The gradual change of climate in Europe brings several risks, including heatwaves, rising temperatures, and unexpected floods. Scientist Freja Vamborg outlines the assumptions of what the climate in Europe will look like in 30 years.

Data Collection to Determine the Forecast

The European Copernicus project deals with the collection of data from various sources (satellites, universities, small and medium-sized enterprises, and government organizations.) Copernicus, a research project set by the European Commission, is an intermediary that provides information to those who need it.

Picture by quapan from Flickr

For example, a company that offers wind turbine installation can find out how windy is the chosen area thanks to the Copernicus project. The information provided regarding the air currents in the area will help decide whether to build windmills on site.

Europe in the Coming Decades

Based on the examination of mass data, the temperature will continue to rise unless there is a decrease in greenhouse gases. According to calculations, scientists estimate that in the next twenty years, Europe will not be warmer than in the past two decades.

The average amount of precipitation, especially in the Mediterranean, will decrease. However, in the case of rains, scientists are not interested in overall averages, such as short-term intensity.

“It’s a big difference whether you count the average from several intense storms with a lot of water falling at one time, or from the frequent small rains and permanent drizzle that is in England. In some countries, the total precipitation remains the same, but the rains are now more intense and the dry periods between them are constantly lengthening. Both extremes are dangerous: on the one hand, there are floods, on the other, agriculture suffers from a drought – within the same territory,” explains Vamborg.

According to maps developed by the Copernicus project, for example, the Baltic states are in danger of flooding, while Central Europe will face drought.

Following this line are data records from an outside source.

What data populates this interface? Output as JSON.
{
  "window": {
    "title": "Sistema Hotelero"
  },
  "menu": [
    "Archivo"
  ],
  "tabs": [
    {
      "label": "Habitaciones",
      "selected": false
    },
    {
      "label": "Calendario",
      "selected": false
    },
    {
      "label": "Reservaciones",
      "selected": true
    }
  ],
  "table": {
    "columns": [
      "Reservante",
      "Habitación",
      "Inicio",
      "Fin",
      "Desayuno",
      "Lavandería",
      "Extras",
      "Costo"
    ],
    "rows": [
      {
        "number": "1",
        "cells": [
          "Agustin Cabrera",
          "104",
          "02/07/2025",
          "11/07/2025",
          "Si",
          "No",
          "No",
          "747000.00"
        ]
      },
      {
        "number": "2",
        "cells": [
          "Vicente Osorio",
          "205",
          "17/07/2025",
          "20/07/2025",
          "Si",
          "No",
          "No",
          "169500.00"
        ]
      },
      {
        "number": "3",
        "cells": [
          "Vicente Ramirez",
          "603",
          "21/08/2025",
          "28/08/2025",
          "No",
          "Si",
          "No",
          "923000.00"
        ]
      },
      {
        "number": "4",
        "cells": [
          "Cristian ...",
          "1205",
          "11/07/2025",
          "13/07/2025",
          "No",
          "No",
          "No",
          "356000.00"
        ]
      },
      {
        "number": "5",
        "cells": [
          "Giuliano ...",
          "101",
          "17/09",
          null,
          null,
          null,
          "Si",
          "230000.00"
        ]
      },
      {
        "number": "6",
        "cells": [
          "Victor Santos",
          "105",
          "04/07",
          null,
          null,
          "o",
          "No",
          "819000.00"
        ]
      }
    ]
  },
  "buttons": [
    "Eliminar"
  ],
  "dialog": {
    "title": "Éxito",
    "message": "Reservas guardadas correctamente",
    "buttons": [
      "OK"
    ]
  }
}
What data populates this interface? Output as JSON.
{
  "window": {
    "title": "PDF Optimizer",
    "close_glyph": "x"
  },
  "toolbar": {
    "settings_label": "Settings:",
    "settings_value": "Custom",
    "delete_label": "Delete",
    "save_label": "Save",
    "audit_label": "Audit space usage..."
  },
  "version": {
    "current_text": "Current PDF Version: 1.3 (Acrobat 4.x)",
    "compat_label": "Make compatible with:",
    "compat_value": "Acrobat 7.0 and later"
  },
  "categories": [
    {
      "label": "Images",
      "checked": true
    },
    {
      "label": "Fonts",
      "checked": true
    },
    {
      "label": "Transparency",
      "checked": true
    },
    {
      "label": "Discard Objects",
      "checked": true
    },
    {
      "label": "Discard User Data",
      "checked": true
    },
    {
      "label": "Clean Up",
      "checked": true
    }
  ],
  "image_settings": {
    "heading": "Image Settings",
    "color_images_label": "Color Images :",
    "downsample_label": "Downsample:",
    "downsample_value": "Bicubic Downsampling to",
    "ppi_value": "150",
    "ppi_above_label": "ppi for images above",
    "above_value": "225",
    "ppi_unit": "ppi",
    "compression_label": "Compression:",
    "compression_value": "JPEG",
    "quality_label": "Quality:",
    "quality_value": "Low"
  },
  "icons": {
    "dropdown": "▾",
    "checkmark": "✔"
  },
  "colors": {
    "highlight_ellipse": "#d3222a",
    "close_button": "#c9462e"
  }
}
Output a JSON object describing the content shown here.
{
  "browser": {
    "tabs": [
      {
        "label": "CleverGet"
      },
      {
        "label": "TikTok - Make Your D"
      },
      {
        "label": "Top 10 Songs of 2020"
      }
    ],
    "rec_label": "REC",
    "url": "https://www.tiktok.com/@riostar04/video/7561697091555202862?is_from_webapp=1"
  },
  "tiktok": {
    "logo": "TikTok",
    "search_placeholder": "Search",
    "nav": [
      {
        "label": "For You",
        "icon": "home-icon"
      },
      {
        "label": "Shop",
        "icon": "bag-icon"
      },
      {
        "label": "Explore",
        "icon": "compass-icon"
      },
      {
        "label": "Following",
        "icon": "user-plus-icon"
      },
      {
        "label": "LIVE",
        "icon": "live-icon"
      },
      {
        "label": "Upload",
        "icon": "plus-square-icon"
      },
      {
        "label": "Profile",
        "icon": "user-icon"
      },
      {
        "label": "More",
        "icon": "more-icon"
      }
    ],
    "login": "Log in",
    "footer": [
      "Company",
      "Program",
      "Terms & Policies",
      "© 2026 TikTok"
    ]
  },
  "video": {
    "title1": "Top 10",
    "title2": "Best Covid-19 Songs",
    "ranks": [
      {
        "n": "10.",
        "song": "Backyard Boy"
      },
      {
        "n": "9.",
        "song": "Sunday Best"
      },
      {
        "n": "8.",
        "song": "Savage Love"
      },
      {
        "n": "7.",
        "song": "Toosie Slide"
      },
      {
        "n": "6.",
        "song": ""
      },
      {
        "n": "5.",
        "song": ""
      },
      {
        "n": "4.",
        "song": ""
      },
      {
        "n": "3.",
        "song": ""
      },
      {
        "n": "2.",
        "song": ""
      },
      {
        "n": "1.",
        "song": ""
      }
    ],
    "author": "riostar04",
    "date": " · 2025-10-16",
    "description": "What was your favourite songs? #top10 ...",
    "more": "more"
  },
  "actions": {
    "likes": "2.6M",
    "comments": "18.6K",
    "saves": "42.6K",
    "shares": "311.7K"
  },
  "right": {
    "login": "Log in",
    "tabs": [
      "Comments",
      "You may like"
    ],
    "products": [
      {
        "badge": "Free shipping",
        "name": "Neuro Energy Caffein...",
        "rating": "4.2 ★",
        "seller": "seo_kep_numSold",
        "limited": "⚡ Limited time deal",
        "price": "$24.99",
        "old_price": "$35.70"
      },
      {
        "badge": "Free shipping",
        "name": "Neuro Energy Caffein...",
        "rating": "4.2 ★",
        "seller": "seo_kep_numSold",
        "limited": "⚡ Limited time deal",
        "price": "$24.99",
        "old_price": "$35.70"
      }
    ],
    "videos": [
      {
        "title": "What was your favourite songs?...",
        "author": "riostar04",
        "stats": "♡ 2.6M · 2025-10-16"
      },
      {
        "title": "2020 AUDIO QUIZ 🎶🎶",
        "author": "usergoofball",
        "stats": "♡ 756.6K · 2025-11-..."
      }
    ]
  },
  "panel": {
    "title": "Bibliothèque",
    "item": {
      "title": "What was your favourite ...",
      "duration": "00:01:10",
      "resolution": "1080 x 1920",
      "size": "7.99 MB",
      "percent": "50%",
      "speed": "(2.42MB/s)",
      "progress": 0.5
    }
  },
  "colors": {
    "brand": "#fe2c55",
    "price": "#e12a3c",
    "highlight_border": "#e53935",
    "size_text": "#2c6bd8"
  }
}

Freya Vamborg takes care of editing the annual European State of the Climate (ESOTC), where you will find information if needed.

Source:, featured image by jhenning from Pixabay